The Matildas will play off for a bronze medal against the United State of America after being defeated 1-0 by Sweden in the semi-final at the Tokyo Olympics.
In ever patriotic fashion, football fans will be huddled around televisions and devices this week, as the Olyroos and Matildas begin their Olympic campaigns.
The road to Tokyo has been uncertain, rocky and challenging. The men finally return to the Olympics after a 13-year absence.
The women are seeking another appearance in the knock-out phase; hoping to advance beyond the quarter-finals for the first time.
Graham Arnold has laid out what he sees as possible in the men’s squad by stating a clear expectation for them to “shock the world” and Tony Gustavsson no doubt has a talented array of players at his disposal, with Matildas fans hoping for something stunning from one of the nation’s most adored teams.
So what are realistic expectations for both squads just a day away from the Matildas launching the Australian football assault in Tokyo.
With the majority of Matildas now playing their club football abroad in some of the strongest leagues in the world, it stands to reason that individually, they will have improved technically.
That was desperately required considering the vast improvement being made by other nations around the globe.
Many accurately saw the Matildas slowly slipping off the pace in recent times, as other countries continued to develop at an ever-increasing rate.
The W-League was not providing the hardened match play equivalent to that of developing overseas leagues and the new clubs our players have settled into abroad will no doubt improve the fortunes of the national team when they reconvene in tournaments such as this.
However, has there been enough improvement over the last 18 months to suggest that Australia could contend for a medal in Tokyo? Recent results and performances suggest otherwise.
Most recently beaten 1-0 by Japan in a lack lustre performance, the women’s team was also soundly thrashed in April by Germany and Netherlands and despite a late and gallant fightback against Denmark in June, appeared well off the pace against top European competition.
In reality, there has been little to suggest a comfortable navigation through Group G, where they face USA, Sweden and New Zealand. In fact, the opening fixture against the Kiwis on June 21 could make or break their chances.
Without a full three points to open the tournament, the road to knock-out play looks decidedly inclined, despite a recent 0-0 draw with the Swedes in Kalmar.
In essence, the Matildas will be competitive and are a certain chance to advance beyond the group stage.
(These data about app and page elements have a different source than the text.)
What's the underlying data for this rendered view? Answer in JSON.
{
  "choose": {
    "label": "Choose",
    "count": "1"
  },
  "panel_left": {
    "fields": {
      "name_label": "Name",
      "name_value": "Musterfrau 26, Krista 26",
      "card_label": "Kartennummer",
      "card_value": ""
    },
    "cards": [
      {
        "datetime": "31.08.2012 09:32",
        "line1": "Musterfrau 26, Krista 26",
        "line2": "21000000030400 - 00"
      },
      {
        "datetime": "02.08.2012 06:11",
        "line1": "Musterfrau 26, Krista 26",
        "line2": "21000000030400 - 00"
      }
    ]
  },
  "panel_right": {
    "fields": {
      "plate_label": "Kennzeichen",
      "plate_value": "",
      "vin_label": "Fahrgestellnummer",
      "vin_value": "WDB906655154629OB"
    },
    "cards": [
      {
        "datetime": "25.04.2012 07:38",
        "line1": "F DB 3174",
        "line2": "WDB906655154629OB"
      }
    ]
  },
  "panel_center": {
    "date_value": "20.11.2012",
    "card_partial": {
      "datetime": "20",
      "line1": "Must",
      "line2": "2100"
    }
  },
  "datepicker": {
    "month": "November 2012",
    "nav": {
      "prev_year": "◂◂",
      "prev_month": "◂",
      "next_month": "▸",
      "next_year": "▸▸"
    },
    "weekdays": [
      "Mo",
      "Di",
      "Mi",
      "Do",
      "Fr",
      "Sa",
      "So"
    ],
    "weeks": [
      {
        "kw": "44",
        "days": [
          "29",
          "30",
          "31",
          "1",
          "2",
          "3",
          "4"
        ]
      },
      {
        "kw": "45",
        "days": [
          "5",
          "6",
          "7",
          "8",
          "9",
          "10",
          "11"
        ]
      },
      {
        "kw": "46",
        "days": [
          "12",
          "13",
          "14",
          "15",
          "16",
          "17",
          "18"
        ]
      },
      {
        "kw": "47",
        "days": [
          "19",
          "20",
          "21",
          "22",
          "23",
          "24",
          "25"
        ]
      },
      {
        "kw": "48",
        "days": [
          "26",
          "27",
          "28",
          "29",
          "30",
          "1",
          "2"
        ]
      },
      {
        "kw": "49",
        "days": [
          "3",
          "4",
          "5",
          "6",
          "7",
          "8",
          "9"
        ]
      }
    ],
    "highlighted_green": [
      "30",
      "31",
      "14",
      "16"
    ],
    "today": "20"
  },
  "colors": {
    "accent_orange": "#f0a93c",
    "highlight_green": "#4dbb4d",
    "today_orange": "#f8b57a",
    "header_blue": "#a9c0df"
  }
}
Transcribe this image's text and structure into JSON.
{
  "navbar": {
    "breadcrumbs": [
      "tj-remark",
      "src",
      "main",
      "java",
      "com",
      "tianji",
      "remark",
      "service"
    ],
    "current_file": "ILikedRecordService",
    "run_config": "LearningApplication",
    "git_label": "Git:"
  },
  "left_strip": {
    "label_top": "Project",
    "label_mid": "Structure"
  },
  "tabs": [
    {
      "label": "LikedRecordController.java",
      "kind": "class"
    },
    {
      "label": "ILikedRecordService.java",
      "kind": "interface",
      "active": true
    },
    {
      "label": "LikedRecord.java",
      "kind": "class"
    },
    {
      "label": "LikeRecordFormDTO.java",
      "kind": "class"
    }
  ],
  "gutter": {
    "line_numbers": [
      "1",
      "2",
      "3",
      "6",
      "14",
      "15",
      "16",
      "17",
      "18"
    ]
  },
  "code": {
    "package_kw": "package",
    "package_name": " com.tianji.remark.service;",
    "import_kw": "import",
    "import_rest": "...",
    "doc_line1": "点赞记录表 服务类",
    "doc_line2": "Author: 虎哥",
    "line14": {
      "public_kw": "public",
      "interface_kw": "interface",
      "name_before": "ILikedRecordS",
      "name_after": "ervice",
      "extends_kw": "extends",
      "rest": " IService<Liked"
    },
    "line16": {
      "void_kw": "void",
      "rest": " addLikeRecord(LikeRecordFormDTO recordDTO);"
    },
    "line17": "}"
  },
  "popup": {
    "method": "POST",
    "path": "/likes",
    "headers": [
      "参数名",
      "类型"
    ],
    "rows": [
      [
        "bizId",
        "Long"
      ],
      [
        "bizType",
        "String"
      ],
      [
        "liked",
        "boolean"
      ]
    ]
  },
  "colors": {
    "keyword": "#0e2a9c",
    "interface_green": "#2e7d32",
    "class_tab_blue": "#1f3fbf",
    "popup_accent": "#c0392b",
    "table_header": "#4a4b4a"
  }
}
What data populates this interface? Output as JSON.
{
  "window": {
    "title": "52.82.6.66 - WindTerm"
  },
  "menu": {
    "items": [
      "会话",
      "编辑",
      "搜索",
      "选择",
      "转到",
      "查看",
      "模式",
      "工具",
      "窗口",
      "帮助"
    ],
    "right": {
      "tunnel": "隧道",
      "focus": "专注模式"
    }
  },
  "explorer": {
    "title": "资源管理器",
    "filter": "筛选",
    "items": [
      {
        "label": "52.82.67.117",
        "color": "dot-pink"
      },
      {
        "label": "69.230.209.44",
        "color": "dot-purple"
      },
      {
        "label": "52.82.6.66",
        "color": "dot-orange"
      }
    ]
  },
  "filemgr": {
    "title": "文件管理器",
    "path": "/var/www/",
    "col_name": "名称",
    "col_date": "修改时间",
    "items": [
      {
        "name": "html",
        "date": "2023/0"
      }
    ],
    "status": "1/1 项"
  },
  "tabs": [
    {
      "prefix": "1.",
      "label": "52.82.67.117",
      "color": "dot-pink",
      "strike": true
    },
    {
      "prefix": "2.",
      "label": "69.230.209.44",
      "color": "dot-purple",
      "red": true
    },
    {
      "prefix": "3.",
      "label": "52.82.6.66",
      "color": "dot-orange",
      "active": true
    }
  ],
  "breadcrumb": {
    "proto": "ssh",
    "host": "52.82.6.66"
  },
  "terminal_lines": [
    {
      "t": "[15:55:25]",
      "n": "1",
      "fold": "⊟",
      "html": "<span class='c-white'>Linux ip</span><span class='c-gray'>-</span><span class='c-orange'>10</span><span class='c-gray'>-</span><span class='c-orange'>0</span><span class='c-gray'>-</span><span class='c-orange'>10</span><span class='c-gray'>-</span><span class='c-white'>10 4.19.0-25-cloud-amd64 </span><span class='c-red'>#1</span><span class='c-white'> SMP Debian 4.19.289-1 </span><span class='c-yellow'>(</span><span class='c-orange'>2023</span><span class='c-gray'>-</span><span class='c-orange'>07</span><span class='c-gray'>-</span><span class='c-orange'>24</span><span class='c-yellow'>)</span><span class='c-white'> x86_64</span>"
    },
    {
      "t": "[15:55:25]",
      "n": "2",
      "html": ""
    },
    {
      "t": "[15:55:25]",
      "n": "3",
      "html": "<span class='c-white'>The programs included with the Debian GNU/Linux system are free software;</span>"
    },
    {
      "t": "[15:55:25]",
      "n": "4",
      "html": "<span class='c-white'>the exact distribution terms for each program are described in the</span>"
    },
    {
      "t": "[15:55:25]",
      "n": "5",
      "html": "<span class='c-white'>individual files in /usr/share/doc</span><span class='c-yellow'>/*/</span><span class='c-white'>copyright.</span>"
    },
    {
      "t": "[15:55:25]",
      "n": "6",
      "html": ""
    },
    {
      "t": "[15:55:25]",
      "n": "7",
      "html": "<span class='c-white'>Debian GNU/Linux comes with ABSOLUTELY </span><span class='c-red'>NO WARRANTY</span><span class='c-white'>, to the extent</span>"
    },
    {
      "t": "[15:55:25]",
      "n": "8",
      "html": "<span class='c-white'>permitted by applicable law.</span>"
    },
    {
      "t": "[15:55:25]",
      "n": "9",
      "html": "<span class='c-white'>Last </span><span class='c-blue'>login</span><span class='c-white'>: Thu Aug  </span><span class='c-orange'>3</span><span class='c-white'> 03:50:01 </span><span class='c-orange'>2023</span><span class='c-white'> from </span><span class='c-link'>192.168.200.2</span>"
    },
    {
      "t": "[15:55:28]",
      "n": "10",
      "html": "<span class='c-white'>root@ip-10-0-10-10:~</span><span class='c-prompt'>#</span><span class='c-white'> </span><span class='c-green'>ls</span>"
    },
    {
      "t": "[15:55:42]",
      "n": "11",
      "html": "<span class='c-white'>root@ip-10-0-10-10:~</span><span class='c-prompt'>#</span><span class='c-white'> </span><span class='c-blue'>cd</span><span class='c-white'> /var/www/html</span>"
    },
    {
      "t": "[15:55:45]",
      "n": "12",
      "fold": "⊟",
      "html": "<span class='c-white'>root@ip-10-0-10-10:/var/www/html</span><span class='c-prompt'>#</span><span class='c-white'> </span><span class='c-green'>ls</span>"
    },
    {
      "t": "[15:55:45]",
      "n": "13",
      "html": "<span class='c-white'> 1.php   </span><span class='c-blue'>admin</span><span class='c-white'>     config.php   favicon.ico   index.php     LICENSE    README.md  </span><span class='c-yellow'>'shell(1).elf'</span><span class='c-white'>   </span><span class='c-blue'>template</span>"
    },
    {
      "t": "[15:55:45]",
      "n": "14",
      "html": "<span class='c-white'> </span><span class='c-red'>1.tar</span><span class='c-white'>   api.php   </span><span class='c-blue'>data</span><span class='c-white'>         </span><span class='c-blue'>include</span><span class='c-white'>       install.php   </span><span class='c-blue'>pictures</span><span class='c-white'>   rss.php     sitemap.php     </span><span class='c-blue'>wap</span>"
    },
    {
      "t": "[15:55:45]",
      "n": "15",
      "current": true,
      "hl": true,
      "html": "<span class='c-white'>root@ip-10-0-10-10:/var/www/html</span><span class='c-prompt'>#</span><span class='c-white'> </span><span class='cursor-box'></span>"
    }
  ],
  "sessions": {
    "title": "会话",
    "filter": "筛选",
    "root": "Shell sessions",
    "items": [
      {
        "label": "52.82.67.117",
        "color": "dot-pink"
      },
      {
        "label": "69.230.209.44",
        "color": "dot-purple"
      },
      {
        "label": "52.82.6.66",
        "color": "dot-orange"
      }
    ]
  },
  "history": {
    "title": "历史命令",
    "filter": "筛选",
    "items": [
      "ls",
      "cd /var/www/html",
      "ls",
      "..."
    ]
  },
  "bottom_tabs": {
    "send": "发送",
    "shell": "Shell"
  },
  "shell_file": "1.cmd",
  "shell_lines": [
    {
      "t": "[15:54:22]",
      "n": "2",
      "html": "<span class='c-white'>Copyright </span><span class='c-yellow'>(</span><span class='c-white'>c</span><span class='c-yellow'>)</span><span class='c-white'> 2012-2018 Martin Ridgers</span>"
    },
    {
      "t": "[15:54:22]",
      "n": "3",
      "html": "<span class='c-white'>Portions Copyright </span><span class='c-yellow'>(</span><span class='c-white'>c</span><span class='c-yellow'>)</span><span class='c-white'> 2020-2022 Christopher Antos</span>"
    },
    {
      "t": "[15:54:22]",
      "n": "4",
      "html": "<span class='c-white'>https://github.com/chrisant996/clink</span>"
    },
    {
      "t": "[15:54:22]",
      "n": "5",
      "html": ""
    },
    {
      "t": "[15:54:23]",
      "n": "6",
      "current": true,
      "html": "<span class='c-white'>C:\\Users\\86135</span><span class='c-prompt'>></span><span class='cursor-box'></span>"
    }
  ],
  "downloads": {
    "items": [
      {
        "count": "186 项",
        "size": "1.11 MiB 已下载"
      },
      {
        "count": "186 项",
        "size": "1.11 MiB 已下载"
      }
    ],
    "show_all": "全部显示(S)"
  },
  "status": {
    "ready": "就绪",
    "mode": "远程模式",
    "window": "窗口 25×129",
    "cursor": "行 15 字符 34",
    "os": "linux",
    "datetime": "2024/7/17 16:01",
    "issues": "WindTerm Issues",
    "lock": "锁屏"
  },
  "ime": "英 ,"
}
However, should they indeed do so, the might of the British, Dutch and Brazilian women lurk somewhere in their future and that does look a bridge too far for Gustavsson’s squad at this stage.
Graham Arnold has certainly laid his cards on the table with the rather ambitious statement he made, particularly considering match play has been almost non-existent for his squad.
To make the task as difficult as can be, the football Gods have seen fit to once again slot two-time Olympic champions Argentina in the Olyroo’s Group C, along with the might of Spain and thankfully, a Mohamed Salah-less Egypt.
The squad is undoubtedly talented and the scope for development over the next 3-5 years so promising.
Yet can Arnold’s young team really expect to match it with the always classy Argentinians and a Spanish side littered with players who recently travelled to Euro 2020 as members of the senior national team, let alone meet the difficult challenge of finding what looks a vital three points against Egypt?
Logic says no.
As the lone over-age player in the squad, Mitchell Duke will lead the line up front, ably supported by Nick D’Agostino, Reno Piscopo and Daniel Arzani.
There is talent galore in the midfield with Denis Genreau, Riley McGree and Keanu Baccus are set to impress and Harry Souttar, Ruon Tongyik and Thomas Deng could form the basis of an impressive unit at the back.
However, with minimal play as a collective prior to departing for Tokyo, the chances of Arnold’s group gelling and finding points in two of their three matches does appear highly unlikely.
For the men, it was a great achievement to qualify for these games and something of which as a nation, Australia was immensely proud.
Conversely, there was a level of expectation around the Matildas being in Tokyo and more consideration of whether the team had a realistic chance of competing for what would be an historic Olympic medal.
Sadly, the men have drawn poorly and anything less than three points against Egypt will likely see them sent home in disappointed.
The Matildas might be perceived as far greater prospects for success by much of the Australian public, yet those of us following the game a little more closely realise that straight losses to USA and Sweden in their final two games could also see them sent packing.
Like you, I’ll be cheering them on, hoping for a little luck and feeling Australian football deserves some after a history of tricky draws and misfortune. Both teams through to the knock out phase would be something of a miracle, one through would be a commendable achievement.
Should neither team manage to advance, Australian football would once again be forced to regroup and “go again” with the lure of two World Cups on the horizon.